Material supplied -
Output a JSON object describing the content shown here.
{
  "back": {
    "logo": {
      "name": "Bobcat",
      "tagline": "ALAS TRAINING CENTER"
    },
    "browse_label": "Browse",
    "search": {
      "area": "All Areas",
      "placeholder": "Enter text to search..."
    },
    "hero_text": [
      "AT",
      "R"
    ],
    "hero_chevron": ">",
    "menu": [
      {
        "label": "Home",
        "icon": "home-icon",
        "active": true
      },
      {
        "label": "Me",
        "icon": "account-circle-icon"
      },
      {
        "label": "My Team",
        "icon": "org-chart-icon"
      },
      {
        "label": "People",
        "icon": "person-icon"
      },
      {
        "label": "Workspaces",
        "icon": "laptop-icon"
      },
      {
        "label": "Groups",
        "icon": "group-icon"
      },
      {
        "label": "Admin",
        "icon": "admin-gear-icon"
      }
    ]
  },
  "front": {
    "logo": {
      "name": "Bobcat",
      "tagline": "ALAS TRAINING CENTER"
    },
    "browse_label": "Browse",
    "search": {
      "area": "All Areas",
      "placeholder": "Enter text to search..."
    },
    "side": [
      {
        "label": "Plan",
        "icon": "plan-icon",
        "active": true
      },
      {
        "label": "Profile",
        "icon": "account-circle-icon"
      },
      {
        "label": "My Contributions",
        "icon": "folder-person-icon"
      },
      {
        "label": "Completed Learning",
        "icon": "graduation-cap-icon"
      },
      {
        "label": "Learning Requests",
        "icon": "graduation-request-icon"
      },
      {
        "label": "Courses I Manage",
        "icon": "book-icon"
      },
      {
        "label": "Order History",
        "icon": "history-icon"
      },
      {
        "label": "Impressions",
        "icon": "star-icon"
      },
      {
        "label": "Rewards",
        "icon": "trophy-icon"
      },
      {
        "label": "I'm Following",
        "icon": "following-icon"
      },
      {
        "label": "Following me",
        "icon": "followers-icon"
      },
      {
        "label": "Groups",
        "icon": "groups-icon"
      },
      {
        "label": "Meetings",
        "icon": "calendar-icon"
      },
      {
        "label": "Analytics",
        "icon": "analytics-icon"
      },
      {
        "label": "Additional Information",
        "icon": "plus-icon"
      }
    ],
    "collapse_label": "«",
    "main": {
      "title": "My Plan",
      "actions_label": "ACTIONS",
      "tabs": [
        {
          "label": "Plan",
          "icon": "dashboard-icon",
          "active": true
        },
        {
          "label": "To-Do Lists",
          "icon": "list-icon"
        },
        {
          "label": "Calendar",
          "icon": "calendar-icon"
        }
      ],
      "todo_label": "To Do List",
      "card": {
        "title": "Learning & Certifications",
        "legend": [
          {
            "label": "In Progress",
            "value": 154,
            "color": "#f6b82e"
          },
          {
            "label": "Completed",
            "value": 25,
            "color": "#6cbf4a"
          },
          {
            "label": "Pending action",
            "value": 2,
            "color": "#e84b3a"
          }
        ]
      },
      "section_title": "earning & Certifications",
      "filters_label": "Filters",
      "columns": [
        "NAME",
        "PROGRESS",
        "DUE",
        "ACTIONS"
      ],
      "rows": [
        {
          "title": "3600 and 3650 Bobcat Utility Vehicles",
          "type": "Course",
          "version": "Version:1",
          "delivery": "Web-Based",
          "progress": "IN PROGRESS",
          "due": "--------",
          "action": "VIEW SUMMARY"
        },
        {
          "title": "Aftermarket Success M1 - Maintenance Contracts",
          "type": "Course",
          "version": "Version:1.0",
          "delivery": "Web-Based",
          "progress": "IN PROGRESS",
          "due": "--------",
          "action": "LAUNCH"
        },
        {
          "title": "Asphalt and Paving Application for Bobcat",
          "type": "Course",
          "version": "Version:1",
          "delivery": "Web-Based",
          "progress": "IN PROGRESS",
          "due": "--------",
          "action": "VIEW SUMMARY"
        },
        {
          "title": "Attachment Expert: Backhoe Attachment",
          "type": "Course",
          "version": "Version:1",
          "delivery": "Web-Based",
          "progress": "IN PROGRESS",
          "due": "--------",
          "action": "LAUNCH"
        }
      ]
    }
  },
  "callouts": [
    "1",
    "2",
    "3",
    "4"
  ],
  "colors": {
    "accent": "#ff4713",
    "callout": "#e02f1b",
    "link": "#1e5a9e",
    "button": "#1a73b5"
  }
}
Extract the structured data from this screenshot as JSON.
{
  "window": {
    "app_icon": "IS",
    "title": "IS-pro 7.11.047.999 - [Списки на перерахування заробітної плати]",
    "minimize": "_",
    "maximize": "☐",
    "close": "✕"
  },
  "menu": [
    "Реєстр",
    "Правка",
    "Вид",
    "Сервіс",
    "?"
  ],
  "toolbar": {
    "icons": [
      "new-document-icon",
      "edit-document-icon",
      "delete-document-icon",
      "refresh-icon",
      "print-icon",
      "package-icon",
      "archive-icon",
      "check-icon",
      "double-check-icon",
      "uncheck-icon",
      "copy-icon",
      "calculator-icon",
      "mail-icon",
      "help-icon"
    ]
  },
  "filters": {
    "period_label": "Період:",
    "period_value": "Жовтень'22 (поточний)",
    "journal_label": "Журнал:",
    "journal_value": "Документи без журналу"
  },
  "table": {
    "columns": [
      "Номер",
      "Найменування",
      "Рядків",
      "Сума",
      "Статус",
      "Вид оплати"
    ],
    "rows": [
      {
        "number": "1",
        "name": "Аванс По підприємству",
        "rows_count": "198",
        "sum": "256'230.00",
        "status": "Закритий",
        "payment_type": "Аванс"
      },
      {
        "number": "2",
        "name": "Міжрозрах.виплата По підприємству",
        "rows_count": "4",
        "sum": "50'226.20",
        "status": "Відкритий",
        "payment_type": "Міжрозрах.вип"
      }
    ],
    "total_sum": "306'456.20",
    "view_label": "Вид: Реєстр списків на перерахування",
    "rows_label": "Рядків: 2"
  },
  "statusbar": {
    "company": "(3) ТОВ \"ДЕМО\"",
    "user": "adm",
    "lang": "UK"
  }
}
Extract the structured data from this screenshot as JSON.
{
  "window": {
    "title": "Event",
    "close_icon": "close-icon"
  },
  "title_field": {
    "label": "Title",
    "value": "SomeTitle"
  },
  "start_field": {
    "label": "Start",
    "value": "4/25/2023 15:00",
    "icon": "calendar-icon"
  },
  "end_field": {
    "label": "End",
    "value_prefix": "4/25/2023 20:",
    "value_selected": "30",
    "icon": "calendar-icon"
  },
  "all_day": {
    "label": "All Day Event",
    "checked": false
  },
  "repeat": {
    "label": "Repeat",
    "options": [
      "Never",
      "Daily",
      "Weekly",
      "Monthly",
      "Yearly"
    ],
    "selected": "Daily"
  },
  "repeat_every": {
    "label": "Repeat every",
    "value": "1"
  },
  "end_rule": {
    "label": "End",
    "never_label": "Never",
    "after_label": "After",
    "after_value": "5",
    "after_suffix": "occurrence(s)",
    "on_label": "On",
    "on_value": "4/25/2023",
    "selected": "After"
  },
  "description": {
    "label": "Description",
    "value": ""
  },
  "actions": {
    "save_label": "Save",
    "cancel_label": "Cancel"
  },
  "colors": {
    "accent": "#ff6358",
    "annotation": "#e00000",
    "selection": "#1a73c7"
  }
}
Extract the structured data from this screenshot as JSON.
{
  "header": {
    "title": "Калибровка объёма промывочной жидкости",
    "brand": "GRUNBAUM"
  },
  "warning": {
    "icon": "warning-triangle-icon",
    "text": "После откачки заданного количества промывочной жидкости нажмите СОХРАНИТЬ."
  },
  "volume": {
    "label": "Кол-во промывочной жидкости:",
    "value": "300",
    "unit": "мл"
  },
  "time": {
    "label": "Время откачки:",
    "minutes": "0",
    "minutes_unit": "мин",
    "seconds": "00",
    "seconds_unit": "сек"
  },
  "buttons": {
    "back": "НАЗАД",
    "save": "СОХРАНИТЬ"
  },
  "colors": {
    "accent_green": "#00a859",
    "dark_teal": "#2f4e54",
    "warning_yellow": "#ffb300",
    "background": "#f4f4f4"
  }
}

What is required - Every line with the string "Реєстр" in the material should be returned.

Final answer -
    "Реєстр",
    "view_label": "Вид: Реєстр списків на перерахування",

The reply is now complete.